**Excerpts from a dataset:**
══════════
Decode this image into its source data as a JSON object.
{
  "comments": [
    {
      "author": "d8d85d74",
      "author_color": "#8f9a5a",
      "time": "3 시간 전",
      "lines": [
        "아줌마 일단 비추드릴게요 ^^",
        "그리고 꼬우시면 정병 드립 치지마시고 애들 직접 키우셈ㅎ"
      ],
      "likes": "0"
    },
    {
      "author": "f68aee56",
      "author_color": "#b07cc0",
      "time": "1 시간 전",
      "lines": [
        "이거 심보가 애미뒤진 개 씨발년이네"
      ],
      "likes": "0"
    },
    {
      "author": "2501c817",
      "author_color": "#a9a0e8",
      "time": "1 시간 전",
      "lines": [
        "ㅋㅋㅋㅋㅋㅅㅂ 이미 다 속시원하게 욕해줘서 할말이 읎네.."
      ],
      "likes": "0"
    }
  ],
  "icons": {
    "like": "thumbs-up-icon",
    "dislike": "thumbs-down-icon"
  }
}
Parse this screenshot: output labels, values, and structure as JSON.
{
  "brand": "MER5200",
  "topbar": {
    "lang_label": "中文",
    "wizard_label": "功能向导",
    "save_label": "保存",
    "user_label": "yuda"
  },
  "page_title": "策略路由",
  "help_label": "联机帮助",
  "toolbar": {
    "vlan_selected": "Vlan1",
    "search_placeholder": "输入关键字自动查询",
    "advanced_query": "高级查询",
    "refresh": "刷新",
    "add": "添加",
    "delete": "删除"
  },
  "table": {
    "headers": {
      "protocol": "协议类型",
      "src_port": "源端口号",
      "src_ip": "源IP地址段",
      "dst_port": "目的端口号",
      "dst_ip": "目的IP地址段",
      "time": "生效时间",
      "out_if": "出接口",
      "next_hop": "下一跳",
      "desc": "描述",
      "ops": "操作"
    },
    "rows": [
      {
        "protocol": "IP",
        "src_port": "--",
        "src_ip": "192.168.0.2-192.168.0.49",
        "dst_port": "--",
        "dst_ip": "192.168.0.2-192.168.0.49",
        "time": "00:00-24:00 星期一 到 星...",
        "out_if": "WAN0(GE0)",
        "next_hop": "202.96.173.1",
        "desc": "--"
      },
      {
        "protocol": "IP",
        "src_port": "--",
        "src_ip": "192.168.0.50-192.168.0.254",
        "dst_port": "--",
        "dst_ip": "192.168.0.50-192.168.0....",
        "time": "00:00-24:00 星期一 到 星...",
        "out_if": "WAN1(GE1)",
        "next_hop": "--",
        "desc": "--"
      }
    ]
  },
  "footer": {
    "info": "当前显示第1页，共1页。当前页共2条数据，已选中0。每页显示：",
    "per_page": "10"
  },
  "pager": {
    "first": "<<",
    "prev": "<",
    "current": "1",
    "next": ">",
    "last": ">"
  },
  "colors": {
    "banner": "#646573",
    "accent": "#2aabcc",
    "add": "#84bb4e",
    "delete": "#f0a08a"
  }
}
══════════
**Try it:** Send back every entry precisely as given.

**Solved problem:**
Decode this image into its source data as a JSON object.
{
  "comments": [
    {
      "author": "d8d85d74",
      "author_color": "#8f9a5a",
      "time": "3 시간 전",
      "lines": [
        "아줌마 일단 비추드릴게요 ^^",
        "그리고 꼬우시면 정병 드립 치지마시고 애들 직접 키우셈ㅎ"
      ],
      "likes": "0"
    },
    {
      "author": "f68aee56",
      "author_color": "#b07cc0",
      "time": "1 시간 전",
      "lines": [
        "이거 심보가 애미뒤진 개 씨발년이네"
      ],
      "likes": "0"
    },
    {
      "author": "2501c817",
      "author_color": "#a9a0e8",
      "time": "1 시간 전",
      "lines": [
        "ㅋㅋㅋㅋㅋㅅㅂ 이미 다 속시원하게 욕해줘서 할말이 읎네.."
      ],
      "likes": "0"
    }
  ],
  "icons": {
    "like": "thumbs-up-icon",
    "dislike": "thumbs-down-icon"
  }
}
Parse this screenshot: output labels, values, and structure as JSON.
{
  "brand": "MER5200",
  "topbar": {
    "lang_label": "中文",
    "wizard_label": "功能向导",
    "save_label": "保存",
    "user_label": "yuda"
  },
  "page_title": "策略路由",
  "help_label": "联机帮助",
  "toolbar": {
    "vlan_selected": "Vlan1",
    "search_placeholder": "输入关键字自动查询",
    "advanced_query": "高级查询",
    "refresh": "刷新",
    "add": "添加",
    "delete": "删除"
  },
  "table": {
    "headers": {
      "protocol": "协议类型",
      "src_port": "源端口号",
      "src_ip": "源IP地址段",
      "dst_port": "目的端口号",
      "dst_ip": "目的IP地址段",
      "time": "生效时间",
      "out_if": "出接口",
      "next_hop": "下一跳",
      "desc": "描述",
      "ops": "操作"
    },
    "rows": [
      {
        "protocol": "IP",
        "src_port": "--",
        "src_ip": "192.168.0.2-192.168.0.49",
        "dst_port": "--",
        "dst_ip": "192.168.0.2-192.168.0.49",
        "time": "00:00-24:00 星期一 到 星...",
        "out_if": "WAN0(GE0)",
        "next_hop": "202.96.173.1",
        "desc": "--"
      },
      {
        "protocol": "IP",
        "src_port": "--",
        "src_ip": "192.168.0.50-192.168.0.254",
        "dst_port": "--",
        "dst_ip": "192.168.0.50-192.168.0....",
        "time": "00:00-24:00 星期一 到 星...",
        "out_if": "WAN1(GE1)",
        "next_hop": "--",
        "desc": "--"
      }
    ]
  },
  "footer": {
    "info": "当前显示第1页，共1页。当前页共2条数据，已选中0。每页显示：",
    "per_page": "10"
  },
  "pager": {
    "first": "<<",
    "prev": "<",
    "current": "1",
    "next": ">",
    "last": ">"
  },
  "colors": {
    "banner": "#646573",
    "accent": "#2aabcc",
    "add": "#84bb4e",
    "delete": "#f0a08a"
  }
}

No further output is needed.